- _Your goal_
Go through the records below and copy out every line holding "value".

- _Records provided_
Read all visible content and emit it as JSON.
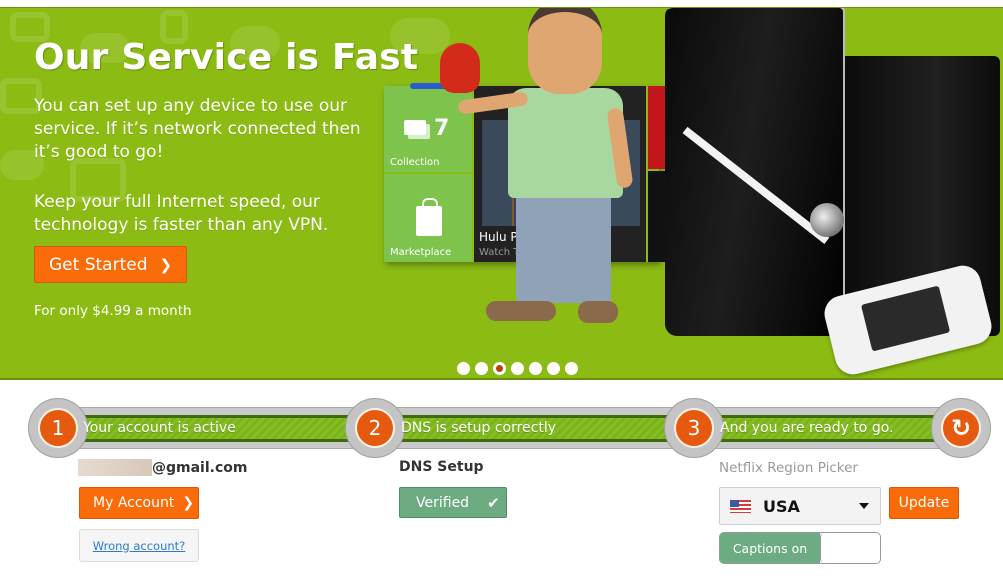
{
  "hero": {
    "title": "Our Service is Fast",
    "paragraph1": "You can set up any device to use our service. If it’s network connected then it’s good to go!",
    "paragraph2": "Keep your full Internet speed, our technology is faster than any VPN.",
    "cta_label": "Get Started",
    "cta_icon": "chevron-right-icon",
    "price_note": "For only $4.99 a month",
    "image": {
      "tiles": {
        "collection_count": "7",
        "collection_label": "Collection",
        "marketplace_label": "Marketplace",
        "hulu_title": "Hulu P",
        "hulu_sub": "Watch T"
      }
    },
    "carousel": {
      "total": 7,
      "active_index": 2
    }
  },
  "steps": [
    {
      "number": "1",
      "label": "Your account is active"
    },
    {
      "number": "2",
      "label": "DNS is setup correctly"
    },
    {
      "number": "3",
      "label": "And you are ready to go."
    }
  ],
  "steps_action_icon": "refresh-icon",
  "account": {
    "email_domain": "@gmail.com",
    "my_account_label": "My Account",
    "wrong_account_label": "Wrong account?"
  },
  "dns": {
    "title": "DNS Setup",
    "status_label": "Verified",
    "status_icon": "checkmark-icon"
  },
  "region": {
    "title": "Netflix Region Picker",
    "selected": "USA",
    "flag_icon": "us-flag-icon",
    "update_label": "Update",
    "captions_label": "Captions on"
  },
  "colors": {
    "hero_green": "#8cbb14",
    "accent_orange": "#fa6b0a",
    "verified_green": "#6dac82",
    "link_blue": "#2a7bd0"
  }
}
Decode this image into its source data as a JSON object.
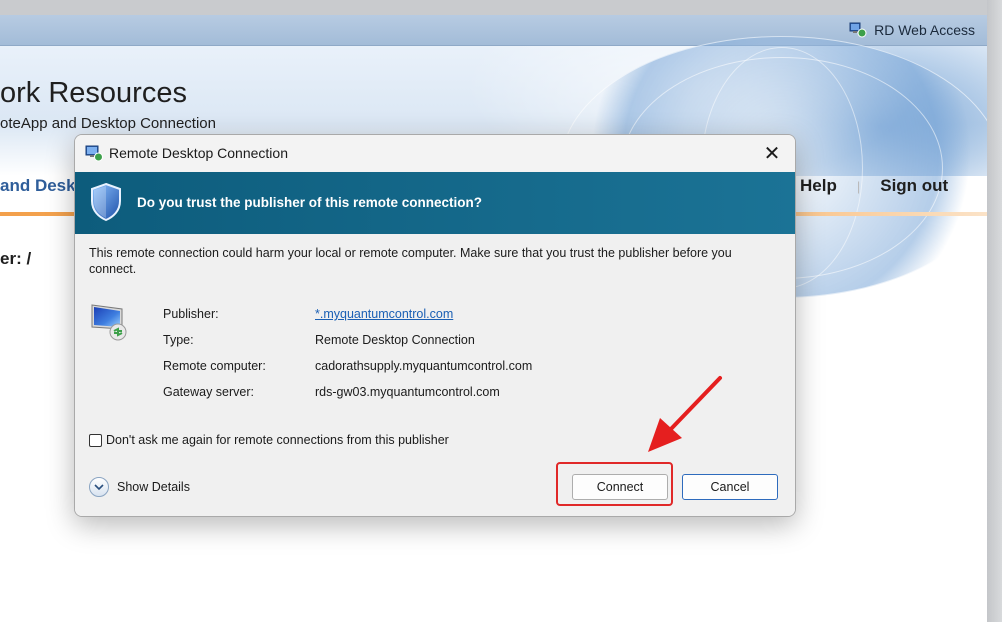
{
  "browser": {
    "header_link": "RD Web Access"
  },
  "site": {
    "title": "ork Resources",
    "subtitle": "oteApp and Desktop Connection",
    "nav_left": "and Desk",
    "nav_help": "Help",
    "nav_sep": "|",
    "nav_signout": "Sign out",
    "page_label": "er: /"
  },
  "dialog": {
    "title": "Remote Desktop Connection",
    "close_glyph": "✕",
    "warning": "Do you trust the publisher of this remote connection?",
    "description": "This remote connection could harm your local or remote computer. Make sure that you trust the publisher before you connect.",
    "fields": [
      {
        "label": "Publisher:",
        "value": "*.myquantumcontrol.com"
      },
      {
        "label": "Type:",
        "value": "Remote Desktop Connection"
      },
      {
        "label": "Remote computer:",
        "value": "cadorathsupply.myquantumcontrol.com"
      },
      {
        "label": "Gateway server:",
        "value": "rds-gw03.myquantumcontrol.com"
      }
    ],
    "checkbox_label": "Don't ask me again for remote connections from this publisher",
    "checkbox_checked": false,
    "show_details": "Show Details",
    "connect": "Connect",
    "cancel": "Cancel"
  },
  "colors": {
    "warning_band": "#0d5c7c",
    "accent_orange": "#f3a04b",
    "highlight_red": "#e02828",
    "link_blue": "#1a5fb4"
  },
  "icons": {
    "rdwa": "remote-desktop-icon",
    "title": "remote-desktop-icon",
    "shield": "shield-icon",
    "monitor": "monitor-icon",
    "chevron": "chevron-down-icon",
    "arrow": "arrow-icon"
  }
}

- _Response_
        "value": "*.myquantumcontrol.com"
        "value": "Remote Desktop Connection"
        "value": "cadorathsupply.myquantumcontrol.com"
        "value": "rds-gw03.myquantumcontrol.com"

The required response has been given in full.